• Instructions for the task: The full set of records must be returned exactly, character for character.

• Material for this exercise:

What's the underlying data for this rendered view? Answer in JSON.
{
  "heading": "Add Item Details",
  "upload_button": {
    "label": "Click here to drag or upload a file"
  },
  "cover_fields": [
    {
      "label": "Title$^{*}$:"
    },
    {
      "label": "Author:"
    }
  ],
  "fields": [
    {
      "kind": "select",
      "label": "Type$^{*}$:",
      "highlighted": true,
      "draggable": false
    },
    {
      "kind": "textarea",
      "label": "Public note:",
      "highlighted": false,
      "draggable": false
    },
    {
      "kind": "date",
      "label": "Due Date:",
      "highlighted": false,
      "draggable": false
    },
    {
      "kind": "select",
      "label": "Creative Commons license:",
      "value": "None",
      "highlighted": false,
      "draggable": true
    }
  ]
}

• Answer for the task:
What's the underlying data for this rendered view? Answer in JSON.
{
  "heading": "Add Item Details",
  "upload_button": {
    "label": "Click here to drag or upload a file"
  },
  "cover_fields": [
    {
      "label": "Title$^{*}$:"
    },
    {
      "label": "Author:"
    }
  ],
  "fields": [
    {
      "kind": "select",
      "label": "Type$^{*}$:",
      "highlighted": true,
      "draggable": false
    },
    {
      "kind": "textarea",
      "label": "Public note:",
      "highlighted": false,
      "draggable": false
    },
    {
      "kind": "date",
      "label": "Due Date:",
      "highlighted": false,
      "draggable": false
    },
    {
      "kind": "select",
      "label": "Creative Commons license:",
      "value": "None",
      "highlighted": false,
      "draggable": true
    }
  ]
}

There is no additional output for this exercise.